‘Northern Soul’, with its rich, Rhythm and Soul influenced, musical and dance culture has its roots firmly in Northern, industrial Britain and originally centred around legendary nightclubs such as Wigan Casino. As well as its distinctive and unique forms of dance, it is also responsible for the formation and
development its own fashion movement and as such, can be considered an important aspect of cultural heritage in the UK. Katherine Gregory’s hometown of Wigan is also home to this scene and through her series, she documents the present day styles and personalities, focusing on themes of identity and culture.
Katherine Gregory Northern Soul
Aaron Hargreaves Meet Me In The Middle aaronhargreaves.com email@example.com +44 (0) 7590 903 788
This series unveils a side to the Catholic Church that often goes unnoticed and is unmentioned in popular discourse; the positive communities that can be created when the Church opens itself to less dogmatic doctrine. When Hargreavesâ€™ sexuality came into conflict with his familyâ€™s preconceived ideas of faith, a schism was created,

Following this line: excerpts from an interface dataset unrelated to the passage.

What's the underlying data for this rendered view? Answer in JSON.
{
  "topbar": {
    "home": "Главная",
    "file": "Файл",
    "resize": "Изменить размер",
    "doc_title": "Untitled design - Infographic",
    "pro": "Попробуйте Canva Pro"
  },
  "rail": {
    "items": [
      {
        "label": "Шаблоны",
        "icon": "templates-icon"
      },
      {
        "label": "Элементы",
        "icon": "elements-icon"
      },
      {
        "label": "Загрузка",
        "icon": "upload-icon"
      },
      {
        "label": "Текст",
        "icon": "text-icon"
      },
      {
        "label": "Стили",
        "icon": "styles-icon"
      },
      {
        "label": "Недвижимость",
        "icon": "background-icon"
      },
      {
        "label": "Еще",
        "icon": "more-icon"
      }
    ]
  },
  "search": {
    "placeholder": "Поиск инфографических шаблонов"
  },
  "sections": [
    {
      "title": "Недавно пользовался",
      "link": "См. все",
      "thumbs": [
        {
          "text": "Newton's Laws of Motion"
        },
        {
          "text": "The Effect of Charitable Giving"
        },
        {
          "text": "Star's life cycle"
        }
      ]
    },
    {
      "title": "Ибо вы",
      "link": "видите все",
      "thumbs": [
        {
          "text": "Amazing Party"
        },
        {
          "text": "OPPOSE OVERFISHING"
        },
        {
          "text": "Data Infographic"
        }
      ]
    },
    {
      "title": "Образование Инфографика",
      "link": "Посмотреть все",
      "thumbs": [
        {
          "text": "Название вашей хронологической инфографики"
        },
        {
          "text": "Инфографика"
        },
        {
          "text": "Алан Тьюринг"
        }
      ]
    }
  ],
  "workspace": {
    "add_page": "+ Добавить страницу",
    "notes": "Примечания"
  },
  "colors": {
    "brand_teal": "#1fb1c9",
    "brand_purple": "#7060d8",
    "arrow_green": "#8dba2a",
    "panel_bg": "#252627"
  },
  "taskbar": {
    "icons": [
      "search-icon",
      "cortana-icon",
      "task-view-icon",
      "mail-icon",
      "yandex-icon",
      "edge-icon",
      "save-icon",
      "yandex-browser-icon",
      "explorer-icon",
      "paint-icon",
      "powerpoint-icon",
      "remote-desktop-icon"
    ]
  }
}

ultimately causing him, as it does for many others, to reject his religion altogether. Last year he attended Mass at All Hallows Church in Leeds, an openly inclusive Church that celebrates diversity. The subsequent photographs document and explore his reunion with faith, and the accepting community that facilitated it.
Aaron Hargreaves Meet Me In The Middle

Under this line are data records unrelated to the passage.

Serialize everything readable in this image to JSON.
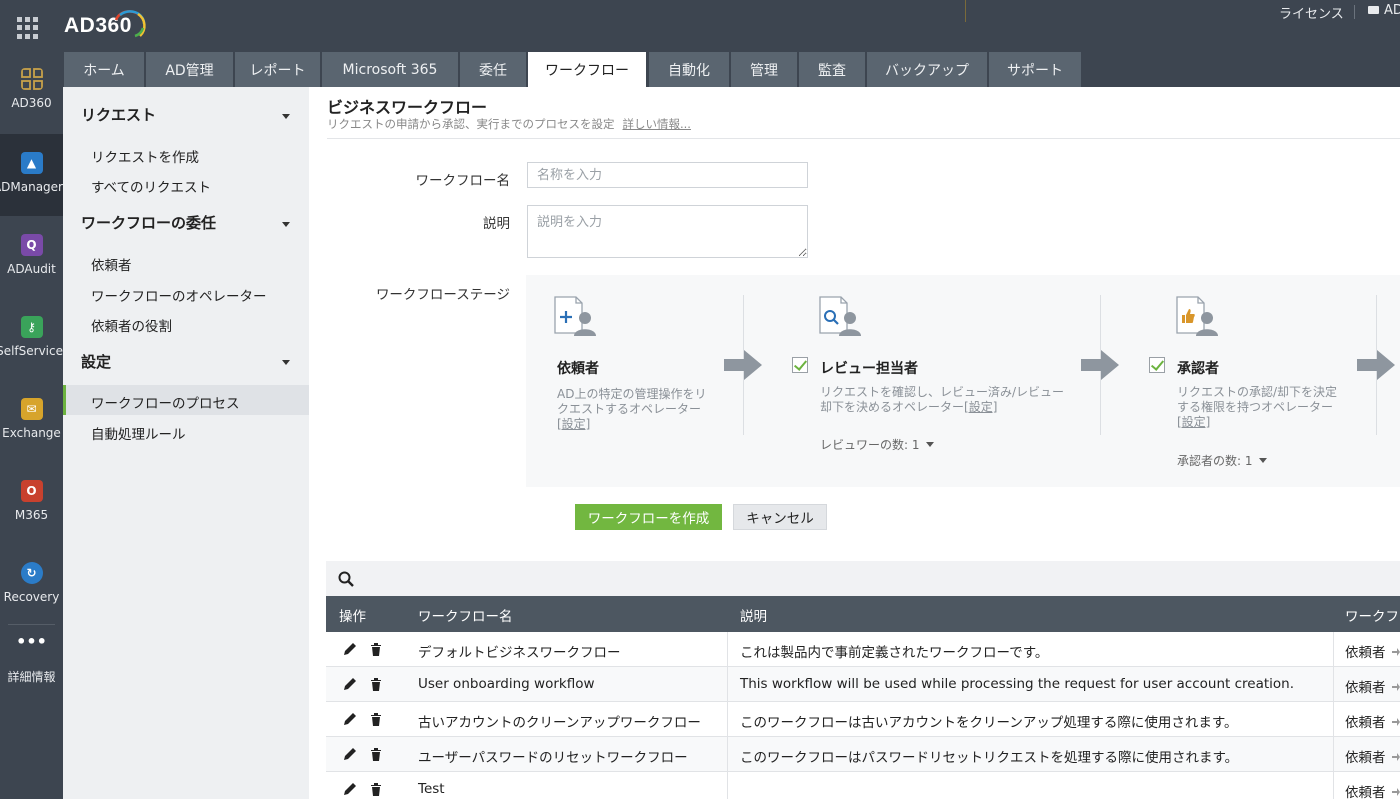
{
  "app": {
    "logo": "AD360",
    "license": "ライセンス",
    "folder_label": "AD"
  },
  "rail": [
    {
      "label": "AD360",
      "icon": "ad360-grid-icon",
      "color": "#c8a24a"
    },
    {
      "label": "ADManager",
      "icon": "admanager-icon",
      "color": "#2a7bc8"
    },
    {
      "label": "ADAudit",
      "icon": "adaudit-icon",
      "color": "#7a4aa8"
    },
    {
      "label": "SelfService",
      "icon": "selfservice-key-icon",
      "color": "#3aa35a"
    },
    {
      "label": "Exchange",
      "icon": "exchange-mail-icon",
      "color": "#d7a42b"
    },
    {
      "label": "M365",
      "icon": "m365-office-icon",
      "color": "#c8412e"
    },
    {
      "label": "Recovery",
      "icon": "recovery-icon",
      "color": "#2b7cc8"
    },
    {
      "label": "詳細情報",
      "icon": "more-dots-icon",
      "color": "#3d4550"
    }
  ],
  "tabs": [
    "ホーム",
    "AD管理",
    "レポート",
    "Microsoft 365",
    "委任",
    "ワークフロー",
    "自動化",
    "管理",
    "監査",
    "バックアップ",
    "サポート"
  ],
  "active_tab": "ワークフロー",
  "sidebar": {
    "sections": [
      {
        "title": "リクエスト",
        "items": [
          "リクエストを作成",
          "すべてのリクエスト"
        ]
      },
      {
        "title": "ワークフローの委任",
        "items": [
          "依頼者",
          "ワークフローのオペレーター",
          "依頼者の役割"
        ]
      },
      {
        "title": "設定",
        "items": [
          "ワークフローのプロセス",
          "自動処理ルール"
        ]
      }
    ],
    "active_item": "ワークフローのプロセス"
  },
  "main": {
    "title": "ビジネスワークフロー",
    "subtitle": "リクエストの申請から承認、実行までのプロセスを設定",
    "more_link": "詳しい情報...",
    "form": {
      "name_label": "ワークフロー名",
      "name_placeholder": "名称を入力",
      "desc_label": "説明",
      "desc_placeholder": "説明を入力",
      "stage_label": "ワークフローステージ"
    },
    "stages": [
      {
        "title": "依頼者",
        "desc": "AD上の特定の管理操作をリクエストするオペレーター",
        "config": "[設定]",
        "checked": false,
        "count": ""
      },
      {
        "title": "レビュー担当者",
        "desc": "リクエストを確認し、レビュー済み/レビュー却下を決めるオペレーター",
        "config": "[設定]",
        "checked": true,
        "count": "レビュワーの数: 1"
      },
      {
        "title": "承認者",
        "desc": "リクエストの承認/却下を決定する権限を持つオペレーター",
        "config": "[設定]",
        "checked": true,
        "count": "承認者の数: 1"
      }
    ],
    "create_button": "ワークフローを作成",
    "cancel_button": "キャンセル"
  },
  "table": {
    "columns": [
      "操作",
      "ワークフロー名",
      "説明",
      "ワークフ"
    ],
    "rows": [
      {
        "name": "デフォルトビジネスワークフロー",
        "desc": "これは製品内で事前定義されたワークフローです。",
        "stage": "依頼者"
      },
      {
        "name": "User onboarding workflow",
        "desc": "This workflow will be used while processing the request for user account creation.",
        "stage": "依頼者"
      },
      {
        "name": "古いアカウントのクリーンアップワークフロー",
        "desc": "このワークフローは古いアカウントをクリーンアップ処理する際に使用されます。",
        "stage": "依頼者"
      },
      {
        "name": "ユーザーパスワードのリセットワークフロー",
        "desc": "このワークフローはパスワードリセットリクエストを処理する際に使用されます。",
        "stage": "依頼者"
      },
      {
        "name": "Test",
        "desc": "",
        "stage": "依頼者"
      }
    ]
  },
  "colors": {
    "topbar": "#3d4550",
    "accent_green": "#72b740",
    "table_header": "#4d5761"
  }
}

Kyla Lynskey Twenty-Two Years www.kylalynskeyphotography.co.uk firstname.lastname@example.org +44 (0) 7825 913 576
Straddling the genres of fine art and documentary practice, Kyla Lynskey focuses on interior and domestic spaces. In her latest body of work she has spent six months photographing her and her fatherâ€™s home, a house to be sold after twenty-two years. Like any childhood or family home, the

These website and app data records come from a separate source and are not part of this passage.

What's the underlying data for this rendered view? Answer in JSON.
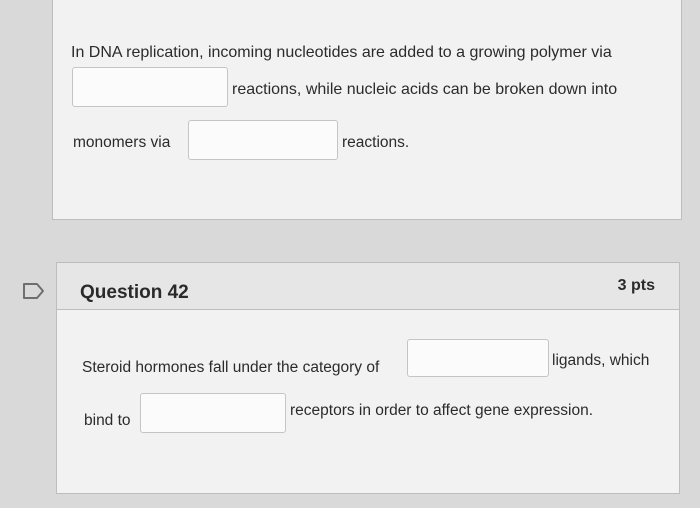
{
  "question_41": {
    "line1": "In DNA replication, incoming nucleotides are added to a growing polymer via",
    "after_blank1": "reactions, while nucleic acids can be broken down into",
    "before_blank2": "monomers via",
    "after_blank2": "reactions.",
    "blank1_value": "",
    "blank2_value": ""
  },
  "question_42": {
    "title": "Question 42",
    "points": "3 pts",
    "before_blank1": "Steroid hormones fall under the category of",
    "after_blank1": "ligands, which",
    "before_blank2": "bind to",
    "after_blank2": "receptors in order to affect gene expression.",
    "blank1_value": "",
    "blank2_value": ""
  },
  "icons": {
    "flag": "flag-outline-icon"
  }
}
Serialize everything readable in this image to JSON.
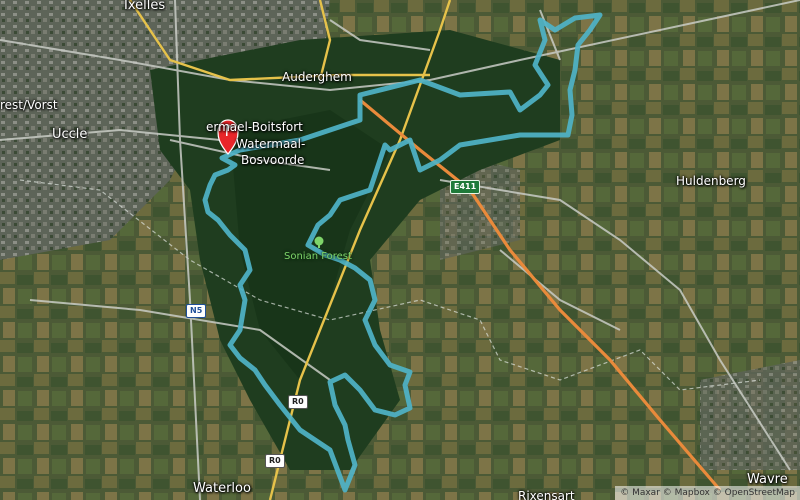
{
  "map": {
    "places": {
      "ixelles": "Ixelles",
      "auderghem": "Auderghem",
      "forest_vorst": "rest/Vorst",
      "uccle": "Uccle",
      "watermael_boitsfort_1": "ermael-Boitsfort",
      "watermael_boitsfort_2": "Watermaal-",
      "watermael_boitsfort_3": "Bosvoorde",
      "huldenberg": "Huldenberg",
      "waterloo": "Waterloo",
      "wavre": "Wavre",
      "rixensart": "Rixensart"
    },
    "poi": {
      "forest": "Sonian Forest",
      "forest_icon": "tree-icon"
    },
    "road_shields": {
      "e411": "E411",
      "n5": "N5",
      "r0_a": "R0",
      "r0_b": "R0"
    },
    "marker": {
      "icon": "flag-pin-icon",
      "color": "#e8262a"
    },
    "route": {
      "color": "#4fb3c8"
    },
    "attribution": "© Maxar © Mapbox © OpenStreetMap"
  }
}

building itself transcends a mere structure; it comes replete with, in this case, a lifetime of memories. The images produced, likewise transcend mere documentation but come with a clearly tangible, emotional content, a catharsis for Lynskey herself, concluding the process of moving on.
Kyla Lynskey Twenty-Two Years
Benjamin P. Smith Signed: The Occupiers benjaminpsmithphotography.com email@example.com +44 (0) 7728 874 753
Benjamin P. Smith is a photographer whose focus lies in documenting movements and groups that overtly or implicitly question socio-political paradigms. Presented here are excerpts from two bodies of work, Signed: The Occupiers and The Camel And The Scorpion. The former, an advocacy based series, deals with communities
of squatters in the UK as the government moves to criminalise trespass; an action that will erode avenues of accommodation for the poorest, protest and culture. The latter takes its title from a Middle Eastern joke and attempts to investigate the situation in Palestineâ€™s West Bank, beyond the standard, politically convenient interpretations.
Benjamin P. Smith The Camel & The Scorpion
âˆž Acknowledgements With special thanks to: Thijs Groot Wassink wassinklundgren.com Editorial Team: Benjamin P. Smith Scott M. Salt Hannah Reynolds
Publication Design: Jonathan Finch jonathan-finch.co.uk Rosalind Stoughton rosalind-stoughton.com PaweĹ‚ Adamek paweladamek.co.uk Chris Starkie chrisstarkie.co.uk Sean Perkins
âˆž Course Contact Info Adrian Davies, Programme Leader BA (Hons) Photography Leeds College of Art Blenheim Walk Leeds West Yorkshire LS2 9AQ +44 (0) 113 202 8000 firstname.lastname@example.org www.leeds-art.ac.uk